China Sees Lunar South Pole Base by Around 2029

Moon (Credit: NASA)

by Douglas Messier
Managing Editor

During the National Space Council meeting in March. Vice President Mike Pence declared that the United States was in a space race with China. That declaration was not particularly newsworthy; China’s military-run space program has been surging in recent years as the emerging Asian superpower seeks superiority on the high frontier.

Pence did raise some eyebrows when he used China’s rise to justify move up America’s return to the moon by four years from 2028 to 2024. Was China’s human spaceflight program really planning to move that quickly? Does the moon have that much strategic value? Were the two nations really in a race to the lunar surface?

If they weren’t then, they are now. Maybe.

China’s official Xinhua news agency reports:

China aims to build a scientific research station in the south polar region of the moon and realize manned lunar exploration mission in about ten years, said a senior space official on Wednesday.

Zhang Kejian, head of the China National Space Administration, made the remarks at the opening ceremony of China’s Space Day in Changsha, capital of central China’s Hunan Province.

That is all details the story provides. There is no information about a schedule, budget, or what “about 10 years means.” Nothing that would allow an outsider to judge whether the seriousness of the effort.

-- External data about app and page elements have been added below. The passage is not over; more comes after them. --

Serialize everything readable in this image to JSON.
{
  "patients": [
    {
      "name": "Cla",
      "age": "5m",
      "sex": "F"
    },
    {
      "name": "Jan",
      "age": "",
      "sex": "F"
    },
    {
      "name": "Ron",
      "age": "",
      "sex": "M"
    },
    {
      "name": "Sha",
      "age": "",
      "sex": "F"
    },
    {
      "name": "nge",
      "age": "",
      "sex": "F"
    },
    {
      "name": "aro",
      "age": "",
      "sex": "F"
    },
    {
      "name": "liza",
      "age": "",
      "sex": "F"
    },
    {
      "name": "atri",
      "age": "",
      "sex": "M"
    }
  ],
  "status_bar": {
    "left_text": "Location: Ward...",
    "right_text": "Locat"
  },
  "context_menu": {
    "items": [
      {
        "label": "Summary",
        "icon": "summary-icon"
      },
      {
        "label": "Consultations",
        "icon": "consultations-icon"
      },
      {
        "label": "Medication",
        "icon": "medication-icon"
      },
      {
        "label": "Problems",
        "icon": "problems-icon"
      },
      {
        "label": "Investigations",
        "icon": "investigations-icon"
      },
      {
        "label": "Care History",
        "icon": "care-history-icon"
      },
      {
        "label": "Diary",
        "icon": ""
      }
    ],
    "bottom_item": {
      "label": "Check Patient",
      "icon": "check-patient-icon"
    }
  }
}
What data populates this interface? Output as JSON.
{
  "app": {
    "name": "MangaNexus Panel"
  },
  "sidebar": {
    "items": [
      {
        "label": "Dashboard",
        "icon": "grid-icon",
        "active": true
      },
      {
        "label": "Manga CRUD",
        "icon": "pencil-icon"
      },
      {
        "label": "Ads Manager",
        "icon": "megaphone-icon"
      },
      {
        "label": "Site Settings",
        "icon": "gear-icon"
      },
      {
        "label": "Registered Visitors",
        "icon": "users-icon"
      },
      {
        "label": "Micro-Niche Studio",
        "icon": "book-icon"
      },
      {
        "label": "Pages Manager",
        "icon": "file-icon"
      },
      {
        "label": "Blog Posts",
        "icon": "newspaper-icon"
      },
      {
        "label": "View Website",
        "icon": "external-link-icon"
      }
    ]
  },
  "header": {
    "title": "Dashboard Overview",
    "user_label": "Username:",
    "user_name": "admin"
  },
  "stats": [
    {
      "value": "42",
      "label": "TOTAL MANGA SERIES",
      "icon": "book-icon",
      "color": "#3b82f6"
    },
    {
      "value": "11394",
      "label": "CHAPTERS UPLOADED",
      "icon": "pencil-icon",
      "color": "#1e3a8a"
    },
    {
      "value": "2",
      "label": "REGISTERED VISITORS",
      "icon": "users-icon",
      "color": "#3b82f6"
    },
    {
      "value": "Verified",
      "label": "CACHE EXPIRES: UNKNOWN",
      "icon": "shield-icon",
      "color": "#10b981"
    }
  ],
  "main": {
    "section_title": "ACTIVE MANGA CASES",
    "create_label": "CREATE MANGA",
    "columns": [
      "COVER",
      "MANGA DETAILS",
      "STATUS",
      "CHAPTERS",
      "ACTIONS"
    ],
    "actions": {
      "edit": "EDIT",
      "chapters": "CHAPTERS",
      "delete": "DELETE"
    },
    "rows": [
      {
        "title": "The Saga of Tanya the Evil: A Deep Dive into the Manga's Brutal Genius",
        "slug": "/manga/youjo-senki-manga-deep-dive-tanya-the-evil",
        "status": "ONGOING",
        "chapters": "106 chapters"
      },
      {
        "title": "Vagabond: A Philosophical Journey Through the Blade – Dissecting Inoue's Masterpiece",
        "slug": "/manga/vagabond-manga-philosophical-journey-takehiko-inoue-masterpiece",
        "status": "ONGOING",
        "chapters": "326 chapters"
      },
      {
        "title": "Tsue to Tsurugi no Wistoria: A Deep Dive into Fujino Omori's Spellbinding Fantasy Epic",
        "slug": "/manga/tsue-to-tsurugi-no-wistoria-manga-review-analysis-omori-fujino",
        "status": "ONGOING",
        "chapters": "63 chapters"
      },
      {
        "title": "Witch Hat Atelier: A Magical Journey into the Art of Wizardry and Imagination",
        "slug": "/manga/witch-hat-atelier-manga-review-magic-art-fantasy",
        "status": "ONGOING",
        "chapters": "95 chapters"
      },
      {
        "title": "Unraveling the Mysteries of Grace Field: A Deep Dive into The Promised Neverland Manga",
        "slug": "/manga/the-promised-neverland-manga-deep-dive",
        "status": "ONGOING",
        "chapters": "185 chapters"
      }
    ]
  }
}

Still, even a vague announcement might help the Trump Administration sell its plans to a still skeptical Congress. At hearings after Pence’s speech, legislators expressed skepticism about the urgency of once again racing another country to the moon.

Of course, an actual proposal with a schedule and budget numbers would have helped. In his speech, Pence boldly claimed that NASA Administrator Jim Bridenstine had just told him the space agency had a plan. It actually didn’t.

Published reports indicate Bridenstine plans to have a proposal ready by the end of this month. He has said that NASA will seek an additional appropriation on top of its $21.5 billion budget for the current 2019 fiscal year.

The south pole is where the Trump Administration wants to land astronauts in time for Pence’s presidential run in 2024. Since China is also aiming to set up shop in that same area, could a cooperative program be in the works? The answer from the Administration is not yet.

In a speech earlier this week, National Space Council Executive Director Scott Pace noted that past cooperation in space between the United States and the Soviet Union (and later, Russia) followed an improvement in relations between the rival nations.

A level of trust is required between the two nations because joint space activities can be undertaken, Pace said. That is especially true when it comes to the high profile and high risk area of human spaceflight. That trust does not currently exist between the U.S. and China, he added.

Pace said that smaller measures involving space science, such as an exchange of lunar samples, could help to build trust between the two nations. China plans to launch its Chang’e-5 lunar sample return mission later this year.

However, he warned his audience to be wary of Chinese espionage efforts when forging links in space cooperation.